» **ASSIGNMENT**
The copy you give must match the records exactly, except that it holds no images.

» **EXCERPTED RECORDS**
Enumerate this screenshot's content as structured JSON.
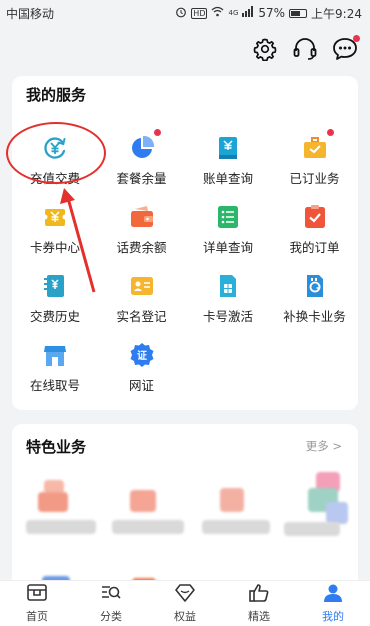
{
  "status_bar": {
    "carrier": "中国移动",
    "hd": "HD",
    "network": "4G",
    "battery": "57%",
    "battery_level": 0.57,
    "time": "上午9:24"
  },
  "top_actions": [
    {
      "name": "settings",
      "icon": "gear-icon"
    },
    {
      "name": "customer-service",
      "icon": "headset-icon"
    },
    {
      "name": "messages",
      "icon": "chat-bubble-icon",
      "badge": true
    }
  ],
  "services": {
    "title": "我的服务",
    "items": [
      {
        "label": "充值交费",
        "icon": "yuan-recharge-icon",
        "color": "#2aa2c8",
        "dot": false
      },
      {
        "label": "套餐余量",
        "icon": "pie-chart-icon",
        "color": "#2f7bf0",
        "dot": true
      },
      {
        "label": "账单查询",
        "icon": "bill-icon",
        "color": "#1aa5d6",
        "dot": false
      },
      {
        "label": "已订业务",
        "icon": "briefcase-icon",
        "color": "#f5b52d",
        "dot": true
      },
      {
        "label": "卡券中心",
        "icon": "coupon-icon",
        "color": "#f1b81e",
        "dot": false
      },
      {
        "label": "话费余额",
        "icon": "wallet-icon",
        "color": "#f0683c",
        "dot": false
      },
      {
        "label": "详单查询",
        "icon": "list-icon",
        "color": "#2cb66c",
        "dot": false
      },
      {
        "label": "我的订单",
        "icon": "order-check-icon",
        "color": "#f0553a",
        "dot": false
      },
      {
        "label": "交费历史",
        "icon": "history-icon",
        "color": "#2aa2c8",
        "dot": false
      },
      {
        "label": "实名登记",
        "icon": "id-card-icon",
        "color": "#f5b52d",
        "dot": false
      },
      {
        "label": "卡号激活",
        "icon": "sim-card-icon",
        "color": "#2ab0d8",
        "dot": false
      },
      {
        "label": "补换卡业务",
        "icon": "sim-swap-icon",
        "color": "#2a8fd8",
        "dot": false
      },
      {
        "label": "在线取号",
        "icon": "store-icon",
        "color": "#2f8fe0",
        "dot": false
      },
      {
        "label": "网证",
        "icon": "certificate-icon",
        "color": "#2f7bf0",
        "dot": false
      }
    ]
  },
  "features": {
    "title": "特色业务",
    "more": "更多 >"
  },
  "bottom_nav": [
    {
      "label": "首页",
      "icon": "home-icon",
      "active": false
    },
    {
      "label": "分类",
      "icon": "category-search-icon",
      "active": false
    },
    {
      "label": "权益",
      "icon": "diamond-icon",
      "active": false
    },
    {
      "label": "精选",
      "icon": "thumbs-up-icon",
      "active": false
    },
    {
      "label": "我的",
      "icon": "user-icon",
      "active": true
    }
  ],
  "colors": {
    "accent": "#2f7bf0",
    "annotation": "#e3302c",
    "badge": "#e8344e",
    "background": "#f2f3f5"
  }
}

» **OUTPUT BELOW**
Enumerate this screenshot's content as structured JSON.
{
  "status_bar": {
    "carrier": "中国移动",
    "hd": "HD",
    "network": "4G",
    "battery": "57%",
    "battery_level": 0.57,
    "time": "上午9:24"
  },
  "top_actions": [
    {
      "name": "settings",
      "icon": "gear-icon"
    },
    {
      "name": "customer-service",
      "icon": "headset-icon"
    },
    {
      "name": "messages",
      "icon": "chat-bubble-icon",
      "badge": true
    }
  ],
  "services": {
    "title": "我的服务",
    "items": [
      {
        "label": "充值交费",
        "icon": "yuan-recharge-icon",
        "color": "#2aa2c8",
        "dot": false
      },
      {
        "label": "套餐余量",
        "icon": "pie-chart-icon",
        "color": "#2f7bf0",
        "dot": true
      },
      {
        "label": "账单查询",
        "icon": "bill-icon",
        "color": "#1aa5d6",
        "dot": false
      },
      {
        "label": "已订业务",
        "icon": "briefcase-icon",
        "color": "#f5b52d",
        "dot": true
      },
      {
        "label": "卡券中心",
        "icon": "coupon-icon",
        "color": "#f1b81e",
        "dot": false
      },
      {
        "label": "话费余额",
        "icon": "wallet-icon",
        "color": "#f0683c",
        "dot": false
      },
      {
        "label": "详单查询",
        "icon": "list-icon",
        "color": "#2cb66c",
        "dot": false
      },
      {
        "label": "我的订单",
        "icon": "order-check-icon",
        "color": "#f0553a",
        "dot": false
      },
      {
        "label": "交费历史",
        "icon": "history-icon",
        "color": "#2aa2c8",
        "dot": false
      },
      {
        "label": "实名登记",
        "icon": "id-card-icon",
        "color": "#f5b52d",
        "dot": false
      },
      {
        "label": "卡号激活",
        "icon": "sim-card-icon",
        "color": "#2ab0d8",
        "dot": false
      },
      {
        "label": "补换卡业务",
        "icon": "sim-swap-icon",
        "color": "#2a8fd8",
        "dot": false
      },
      {
        "label": "在线取号",
        "icon": "store-icon",
        "color": "#2f8fe0",
        "dot": false
      },
      {
        "label": "网证",
        "icon": "certificate-icon",
        "color": "#2f7bf0",
        "dot": false
      }
    ]
  },
  "features": {
    "title": "特色业务",
    "more": "更多 >"
  },
  "bottom_nav": [
    {
      "label": "首页",
      "icon": "home-icon",
      "active": false
    },
    {
      "label": "分类",
      "icon": "category-search-icon",
      "active": false
    },
    {
      "label": "权益",
      "icon": "diamond-icon",
      "active": false
    },
    {
      "label": "精选",
      "icon": "thumbs-up-icon",
      "active": false
    },
    {
      "label": "我的",
      "icon": "user-icon",
      "active": true
    }
  ],
  "colors": {
    "accent": "#2f7bf0",
    "annotation": "#e3302c",
    "badge": "#e8344e",
    "background": "#f2f3f5"
  }
}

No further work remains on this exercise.